Intel has a long history of success, but that success is based on the same reason all super-successful organizations succeed. These companies are designed to do something very well. Namely, what they are already doing.
Remember the demise of Kodak? The stunning collapse of that legendary company left many scratching its heads. Although Kodak defined itself as being in the imaging business, it was so deeply entrenched in wet chemistry technology it was unable to move to the digital technology.
While Intel is certainly a long way from anything like the fate of Kodak, it does face the same factors that undermined Kodak's competitive edge. The relentless pursuit of incremental profit is the hallmark of all mature organizations. That pursuit drives them to achieve tiny wins by leveraging assets.
No company has ever been able to compete successfully when a disruptive innovation enters the market by asking: "How can we do what we're already doing, a tiny bit better and a tiny bit cheaper?"
An Unexpected Bright Spot
In Intel's earnings release, apart from the PC Client Group and Data Center Group, almost all business segments reported an operating loss for 2013. Intel's data center business grew 8 percent to $3 billion, which was impressive, but Wall Street had hoped for double digit growth.
Intel's chips for consumer desktops were the unexpected bright spot. Intel's performance in the PC client group business was more stable than expected, and in a disastrous PC market, nearly flat revenue has to be considered something of a win.
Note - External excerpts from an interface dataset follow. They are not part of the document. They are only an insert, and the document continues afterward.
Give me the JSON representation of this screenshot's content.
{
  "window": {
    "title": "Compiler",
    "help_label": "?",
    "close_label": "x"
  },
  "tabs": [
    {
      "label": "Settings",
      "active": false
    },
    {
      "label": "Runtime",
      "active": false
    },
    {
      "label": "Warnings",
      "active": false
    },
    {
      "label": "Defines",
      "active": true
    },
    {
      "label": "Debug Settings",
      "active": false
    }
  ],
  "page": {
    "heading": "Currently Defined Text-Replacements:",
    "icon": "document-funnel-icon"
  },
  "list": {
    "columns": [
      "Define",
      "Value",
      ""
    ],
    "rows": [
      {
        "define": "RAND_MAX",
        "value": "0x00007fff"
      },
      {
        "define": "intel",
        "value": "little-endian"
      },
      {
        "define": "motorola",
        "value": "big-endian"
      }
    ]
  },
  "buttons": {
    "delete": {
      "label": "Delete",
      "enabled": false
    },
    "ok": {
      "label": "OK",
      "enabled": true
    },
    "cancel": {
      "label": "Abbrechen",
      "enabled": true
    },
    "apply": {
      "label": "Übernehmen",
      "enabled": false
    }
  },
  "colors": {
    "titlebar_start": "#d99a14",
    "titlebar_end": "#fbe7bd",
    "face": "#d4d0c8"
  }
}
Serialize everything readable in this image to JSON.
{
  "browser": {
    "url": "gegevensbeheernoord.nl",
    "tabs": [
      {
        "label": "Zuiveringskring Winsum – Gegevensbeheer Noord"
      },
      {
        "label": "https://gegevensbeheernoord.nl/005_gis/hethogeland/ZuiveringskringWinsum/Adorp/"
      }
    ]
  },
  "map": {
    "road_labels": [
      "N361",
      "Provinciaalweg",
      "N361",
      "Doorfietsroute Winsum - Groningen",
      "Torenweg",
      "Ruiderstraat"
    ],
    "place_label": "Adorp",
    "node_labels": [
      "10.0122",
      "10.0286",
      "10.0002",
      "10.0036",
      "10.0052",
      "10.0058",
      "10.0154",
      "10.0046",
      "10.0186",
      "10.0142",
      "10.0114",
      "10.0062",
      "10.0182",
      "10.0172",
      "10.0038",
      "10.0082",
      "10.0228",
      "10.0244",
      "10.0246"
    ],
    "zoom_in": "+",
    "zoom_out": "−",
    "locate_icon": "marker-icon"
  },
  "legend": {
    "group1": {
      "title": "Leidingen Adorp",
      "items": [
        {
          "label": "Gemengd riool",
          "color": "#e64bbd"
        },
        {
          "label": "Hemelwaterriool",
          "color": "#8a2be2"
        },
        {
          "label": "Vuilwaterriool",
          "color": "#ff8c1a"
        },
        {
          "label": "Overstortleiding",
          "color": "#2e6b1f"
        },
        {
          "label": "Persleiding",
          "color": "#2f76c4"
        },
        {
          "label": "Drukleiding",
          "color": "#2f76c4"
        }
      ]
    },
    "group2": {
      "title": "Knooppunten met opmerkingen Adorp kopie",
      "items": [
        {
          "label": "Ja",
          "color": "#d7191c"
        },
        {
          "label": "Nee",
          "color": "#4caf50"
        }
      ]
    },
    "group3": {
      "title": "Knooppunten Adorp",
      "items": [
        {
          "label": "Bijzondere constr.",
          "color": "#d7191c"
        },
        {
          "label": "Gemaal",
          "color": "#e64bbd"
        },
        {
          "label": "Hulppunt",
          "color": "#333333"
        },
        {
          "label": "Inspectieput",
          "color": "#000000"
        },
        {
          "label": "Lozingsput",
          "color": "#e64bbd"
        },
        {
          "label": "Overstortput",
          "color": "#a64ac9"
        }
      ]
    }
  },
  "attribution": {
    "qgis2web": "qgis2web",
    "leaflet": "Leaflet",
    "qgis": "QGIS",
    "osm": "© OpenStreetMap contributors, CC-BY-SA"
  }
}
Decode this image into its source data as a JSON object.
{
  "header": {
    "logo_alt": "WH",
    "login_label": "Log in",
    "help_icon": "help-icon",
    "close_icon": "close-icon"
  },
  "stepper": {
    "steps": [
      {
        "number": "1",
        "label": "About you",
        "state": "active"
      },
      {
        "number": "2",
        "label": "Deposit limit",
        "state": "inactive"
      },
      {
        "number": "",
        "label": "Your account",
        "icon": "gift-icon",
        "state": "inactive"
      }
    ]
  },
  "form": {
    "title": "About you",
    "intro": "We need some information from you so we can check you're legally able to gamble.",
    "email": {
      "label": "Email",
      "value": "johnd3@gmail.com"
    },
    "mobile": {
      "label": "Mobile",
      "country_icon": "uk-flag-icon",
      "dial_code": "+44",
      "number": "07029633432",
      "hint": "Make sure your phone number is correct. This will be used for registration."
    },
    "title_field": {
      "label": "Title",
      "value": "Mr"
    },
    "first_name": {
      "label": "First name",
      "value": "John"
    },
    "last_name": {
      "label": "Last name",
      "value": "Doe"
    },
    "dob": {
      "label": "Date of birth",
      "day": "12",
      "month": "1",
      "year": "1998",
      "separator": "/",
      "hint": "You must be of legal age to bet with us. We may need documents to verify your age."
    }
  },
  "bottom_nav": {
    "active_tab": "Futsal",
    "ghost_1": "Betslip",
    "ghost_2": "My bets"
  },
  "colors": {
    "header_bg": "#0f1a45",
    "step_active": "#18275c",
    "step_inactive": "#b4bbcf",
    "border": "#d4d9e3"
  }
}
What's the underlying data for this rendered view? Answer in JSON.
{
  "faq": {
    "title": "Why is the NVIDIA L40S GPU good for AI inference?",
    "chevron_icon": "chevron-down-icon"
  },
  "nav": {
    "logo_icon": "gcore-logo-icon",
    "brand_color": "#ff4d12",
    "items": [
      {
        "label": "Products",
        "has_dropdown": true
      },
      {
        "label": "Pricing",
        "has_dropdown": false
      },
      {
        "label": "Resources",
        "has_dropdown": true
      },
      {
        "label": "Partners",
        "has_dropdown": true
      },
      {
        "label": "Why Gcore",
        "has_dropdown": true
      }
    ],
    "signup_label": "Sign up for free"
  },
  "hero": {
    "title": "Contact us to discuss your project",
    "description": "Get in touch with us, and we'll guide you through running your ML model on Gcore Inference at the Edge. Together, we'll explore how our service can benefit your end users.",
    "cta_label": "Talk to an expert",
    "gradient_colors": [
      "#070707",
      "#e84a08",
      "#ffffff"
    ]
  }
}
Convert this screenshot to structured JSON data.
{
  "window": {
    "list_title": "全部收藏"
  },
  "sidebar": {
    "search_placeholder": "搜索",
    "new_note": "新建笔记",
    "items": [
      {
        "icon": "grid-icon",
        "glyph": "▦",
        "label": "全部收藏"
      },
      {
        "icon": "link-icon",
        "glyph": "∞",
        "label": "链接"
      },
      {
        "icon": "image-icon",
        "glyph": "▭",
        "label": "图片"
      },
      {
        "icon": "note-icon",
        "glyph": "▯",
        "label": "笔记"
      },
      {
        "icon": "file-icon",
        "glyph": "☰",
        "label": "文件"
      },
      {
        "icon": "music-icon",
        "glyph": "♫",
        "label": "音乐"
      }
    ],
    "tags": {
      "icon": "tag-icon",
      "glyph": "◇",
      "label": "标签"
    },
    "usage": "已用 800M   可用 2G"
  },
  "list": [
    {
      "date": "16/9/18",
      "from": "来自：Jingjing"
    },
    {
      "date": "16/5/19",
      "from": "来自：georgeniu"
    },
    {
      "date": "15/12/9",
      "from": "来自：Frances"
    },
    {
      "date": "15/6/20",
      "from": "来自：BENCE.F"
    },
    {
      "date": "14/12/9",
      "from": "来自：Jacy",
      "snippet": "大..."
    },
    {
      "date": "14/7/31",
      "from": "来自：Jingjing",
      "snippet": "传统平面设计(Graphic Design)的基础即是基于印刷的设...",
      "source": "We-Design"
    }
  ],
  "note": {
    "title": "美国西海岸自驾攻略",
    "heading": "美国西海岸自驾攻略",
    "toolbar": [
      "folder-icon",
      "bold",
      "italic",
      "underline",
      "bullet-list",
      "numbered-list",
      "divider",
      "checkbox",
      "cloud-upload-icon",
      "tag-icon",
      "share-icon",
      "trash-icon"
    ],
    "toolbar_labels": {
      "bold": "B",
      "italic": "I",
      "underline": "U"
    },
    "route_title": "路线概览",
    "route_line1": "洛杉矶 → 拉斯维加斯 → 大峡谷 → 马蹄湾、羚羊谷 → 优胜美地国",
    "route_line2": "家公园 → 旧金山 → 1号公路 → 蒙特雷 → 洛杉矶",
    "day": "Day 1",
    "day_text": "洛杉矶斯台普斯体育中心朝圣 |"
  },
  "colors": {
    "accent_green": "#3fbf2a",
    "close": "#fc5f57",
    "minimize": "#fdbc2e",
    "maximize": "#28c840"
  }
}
Krzanich cited growth coming from mature markets, such as the desktop, as well as gaming platforms and the introduction of the Haswell-based NUC. Some observers might believe that contradicts the obvious point that the PC market is on the wane. I hope they do. Belief in some kind of new trend of a successful PC might prop up Intel's stock, allowing investors time to see if the company can actually buy itself a profitable piece of the mobile market.
The other strategy is to stand clear and wait for Intel to prove itself again. There are plenty of compelling opportunities in technology companies where the path to long-term shareholder success is much clearer.